I often think about what the function of this blog is. It started off as an Aliyah blog, a-dime-a-dozen, I know, and as a way to keep in touch with friends and family in the states. It's evolved, I think and now I believe it to be more of a place where I "shmooze", much of the time about my experiences as a new oleh. It's not exactly a journal. I've been keeping a handwritten journal since 1981. Actually, Mrs. Brandwein, my 12th grade English teacher had us keep a journal; I wished I'd kept those essays, although they could not have been very personal knowing that Mrs. B. was reading them.
I still keep a journal, but I rarely write in it. I suppose blogging has replaced that need. I've noticed that I do write in the journal everytime I have an arguement with Isaac. (Anyone reading the journal would think my marriage is in trouble or that I was deeply depressed, but if you look at the dates, you'll note the entries are few and far between).
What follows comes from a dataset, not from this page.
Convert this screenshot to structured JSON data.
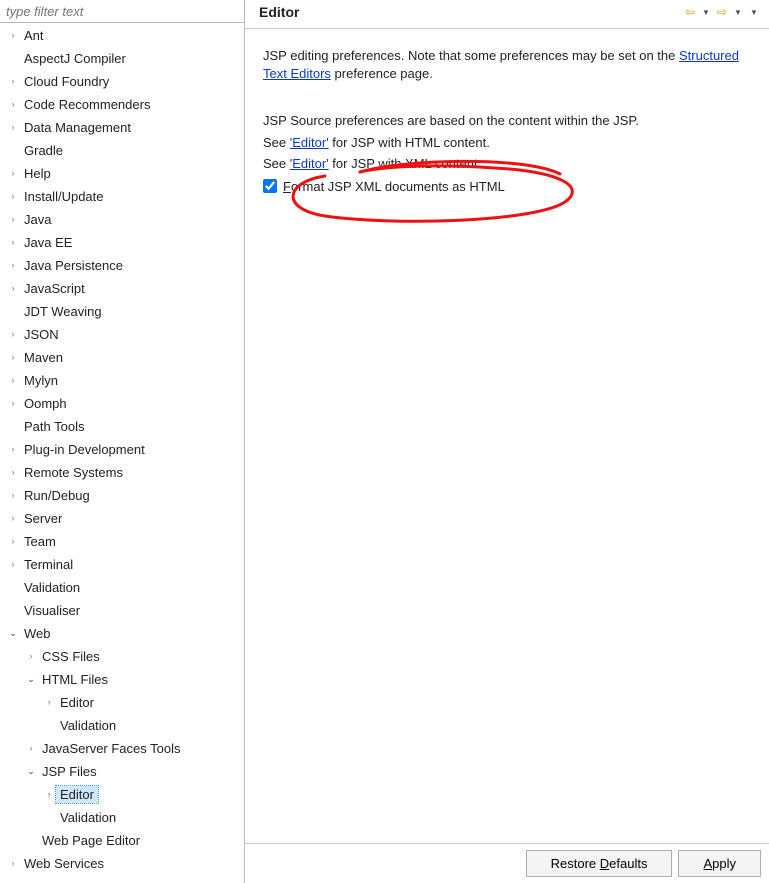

Although blogging is a form of journaling, it's obviously not the same. I am not anonymous and therefore don't feel always comfortable expressing what I feel. I have a responsibility to respect my family's privacy. I do mention them and their antics, but usually in a humorous way. Yet I do think the blog loses something by not putting myself out there. So I try to find a balance, to make this place uniquely mine, a place where I can talk to you as if we were indeed "shmoozing". Much of the time it's lighthearted, because that's the way I am much of the time. But there are times when it just can't be.
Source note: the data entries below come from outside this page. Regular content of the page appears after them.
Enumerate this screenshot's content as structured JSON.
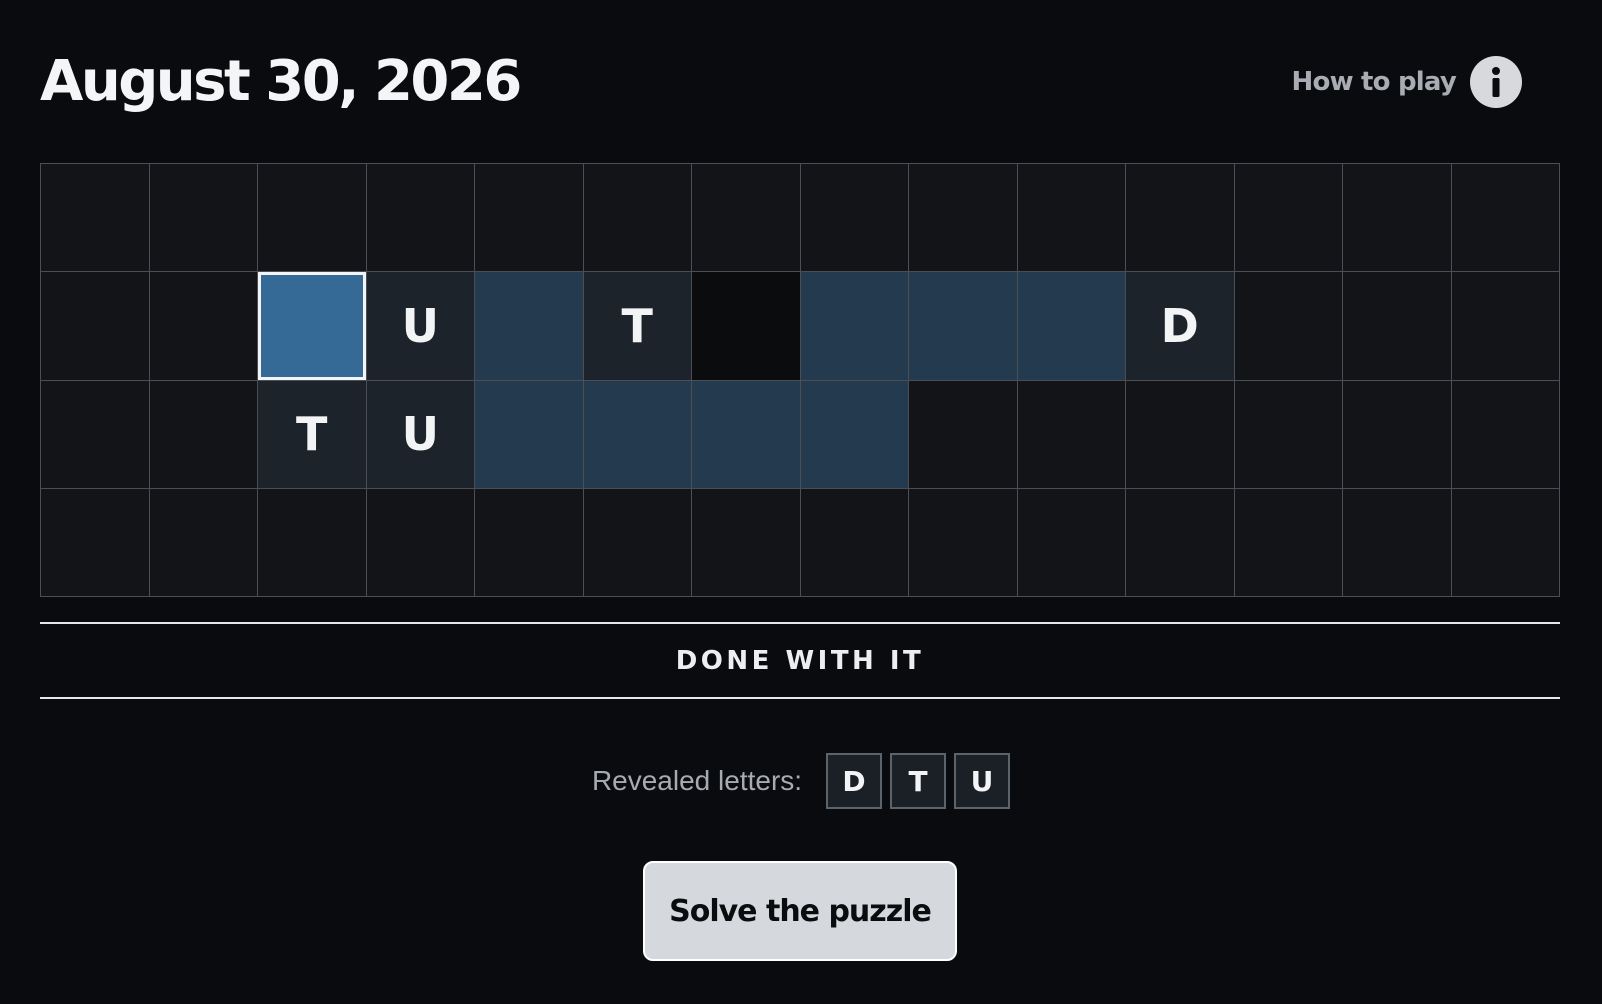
{
  "header": {
    "title": "August 30, 2026",
    "how_to_play_label": "How to play",
    "info_icon": "info-icon"
  },
  "board": {
    "rows": 4,
    "cols": 14,
    "cells": [
      [
        "",
        "",
        "",
        "",
        "",
        "",
        "",
        "",
        "",
        "",
        "",
        "",
        "",
        ""
      ],
      [
        "",
        "",
        "",
        "U",
        "",
        "T",
        "",
        "",
        "",
        "",
        "D",
        "",
        "",
        ""
      ],
      [
        "",
        "",
        "T",
        "U",
        "",
        "",
        "",
        "",
        "",
        "",
        "",
        "",
        "",
        ""
      ],
      [
        "",
        "",
        "",
        "",
        "",
        "",
        "",
        "",
        "",
        "",
        "",
        "",
        "",
        ""
      ]
    ],
    "states": [
      [
        "empty",
        "empty",
        "empty",
        "empty",
        "empty",
        "empty",
        "empty",
        "empty",
        "empty",
        "empty",
        "empty",
        "empty",
        "empty",
        "empty"
      ],
      [
        "empty",
        "empty",
        "selected",
        "revealed",
        "word",
        "revealed",
        "gap",
        "word",
        "word",
        "word",
        "revealed",
        "empty",
        "empty",
        "empty"
      ],
      [
        "empty",
        "empty",
        "revealed",
        "revealed",
        "word",
        "word",
        "word",
        "word",
        "empty",
        "empty",
        "empty",
        "empty",
        "empty",
        "empty"
      ],
      [
        "empty",
        "empty",
        "empty",
        "empty",
        "empty",
        "empty",
        "empty",
        "empty",
        "empty",
        "empty",
        "empty",
        "empty",
        "empty",
        "empty"
      ]
    ]
  },
  "clue": "DONE WITH IT",
  "revealed": {
    "label": "Revealed letters:",
    "letters": [
      "D",
      "T",
      "U"
    ]
  },
  "actions": {
    "solve_label": "Solve the puzzle"
  },
  "colors": {
    "background": "#090b0e",
    "cell": "#121418",
    "word_cell": "#233a4f",
    "revealed_cell": "#1c232b",
    "selected_cell": "#356a96",
    "grid_line": "#4b4f55",
    "button": "#d5d8dd"
  }
}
My nephew Gavi, who has been competing in the Macabiah, has been hospitalized for Bacterial Meningitis. Thank G-d, he has been responding to anti-biotics, but he's pretty sick and of course we are all worried about him. We have been (really, Isaac and his sister) at his side throughout this ordeal and Gavi's mother just arrived from Venezuela.
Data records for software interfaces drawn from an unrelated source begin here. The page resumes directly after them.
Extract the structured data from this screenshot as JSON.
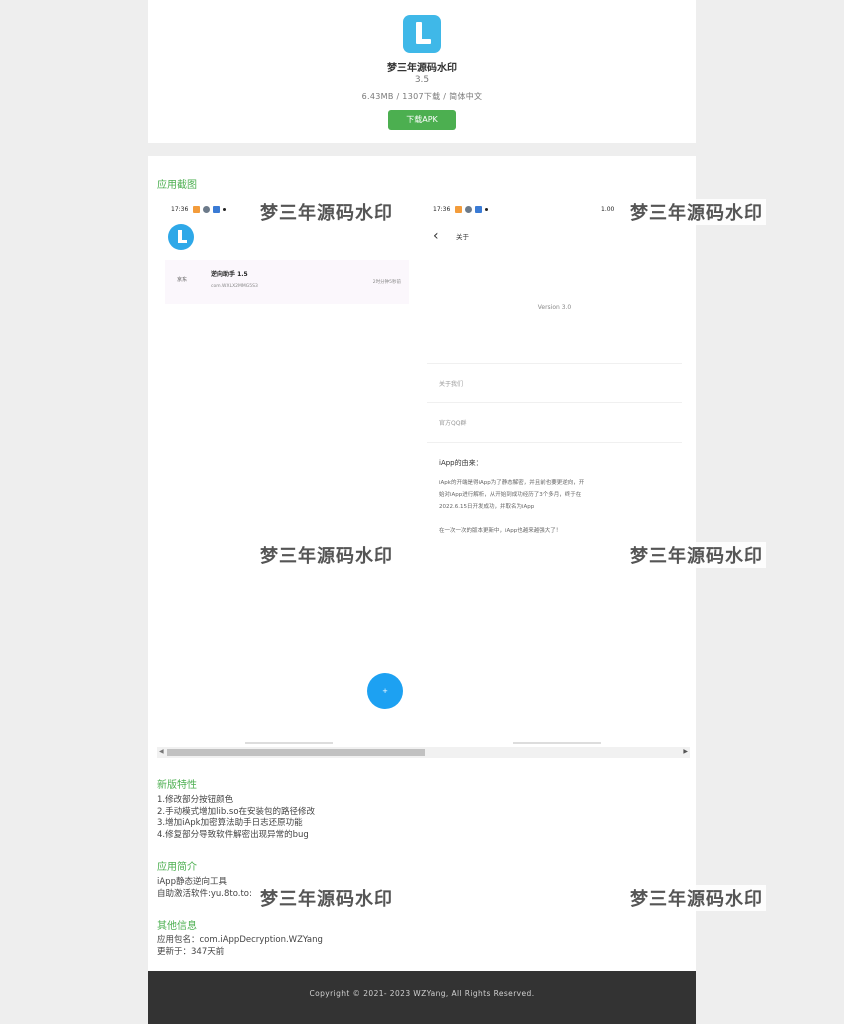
{
  "app": {
    "name": "梦三年源码水印",
    "version": "3.5",
    "meta": "6.43MB / 1307下载 / 简体中文",
    "download_label": "下载APK",
    "icon_color": "#3fb8e8"
  },
  "screenshots": {
    "title": "应用截图",
    "shot1": {
      "status_time": "17:36",
      "card_thumb": "京东",
      "card_name": "逆向助手 1.5",
      "card_pkg": "com.WXLX2MMG5S3",
      "card_time": "2时分钟5秒前",
      "fab_label": "+"
    },
    "shot2": {
      "status_time": "17:36",
      "status_right": "1.00",
      "title": "关于",
      "version": "Version 3.0",
      "item_about": "关于我们",
      "item_qq": "官方QQ群",
      "history_head": "iApp的由来：",
      "history_body": "iApk的开端是得iApp为了静态解密，并且前也要更逆向，开\n始对iApp进行解析，从开始到成功经历了3个多月，终于在\n2022.6.15日开发成功，并取名为iApp\n\n在一次一次的版本更新中，iApp也越来越强大了！"
    }
  },
  "new_features": {
    "title": "新版特性",
    "text": "1.修改部分按钮颜色\n2.手动模式增加lib.so在安装包的路径修改\n3.增加iApk加密算法助手日志还原功能\n4.修复部分导致软件解密出现异常的bug"
  },
  "intro": {
    "title": "应用简介",
    "text": "iApp静态逆向工具\n自助激活软件:yu.8to.to:"
  },
  "other": {
    "title": "其他信息",
    "text": "应用包名：com.iAppDecryption.WZYang\n更新于：347天前"
  },
  "footer": {
    "copyright": "Copyright © 2021- 2023 WZYang, All Rights Reserved."
  },
  "watermark": "梦三年源码水印"
}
When Isaac was called that Gavi was being rushed to the hospital, he rushed up to Haifa to be with him. At first we thought it was a case of the dreaded Swine Flu. When Isaac told me that Gavi was complaining of neck pain, I immediately asked if they were going to do a spinal tap to test for meningitis, but the doctors didn't think ,he was displaying the right symptons. A few hours later they changed their minds, did the procedure and came up with the diagnosis.
Now I have that pit in my stomach. Worried about Gavi, and selfishly worried that my own kids have been exposed. Liat had a weird bacterial thing before we made Aliyah that lead to ARDS and hospitalized her for seven weeks. This, a year after her recovery from Hodgkin's Disease. Two years later, I worry about her immune system, although follow-up visits to the doctor tell us she is fine, [TG-BAH].
I feel guilty that I'm worried about Liat when Gavi is so sick. I feel guilty that I am not as worried about Tali and Orli. I know I'm not being rational. Tali and Orli were the ones who had contact with Gavi as Liat was in camp when he came for Shabbat. And the disease is only contagious through exchange of fluid. At the hospital, visitors are told to put on masks only if they are coming close to Gavi, in case he sneezes or coughs. You can't get the disease by breathing the same air. Still the pit is there.
And the question: should I be sharing this? You may know me, but you don't really know Gavi. Would he be upset if he knew I was writing about this? Is this to personal?
I guess, if you're reading this, it means I've decided to hit the Publish Post button. And if you are reading, please think of and pray for the good health and speedy recovery of my nephew, Gavi, Gavriel ben Sara, גבריאל בן שרה, and of the many ill people in need of healing.
Thanks for listening.
The Stuff That Lasts, Part Deux
2 months ago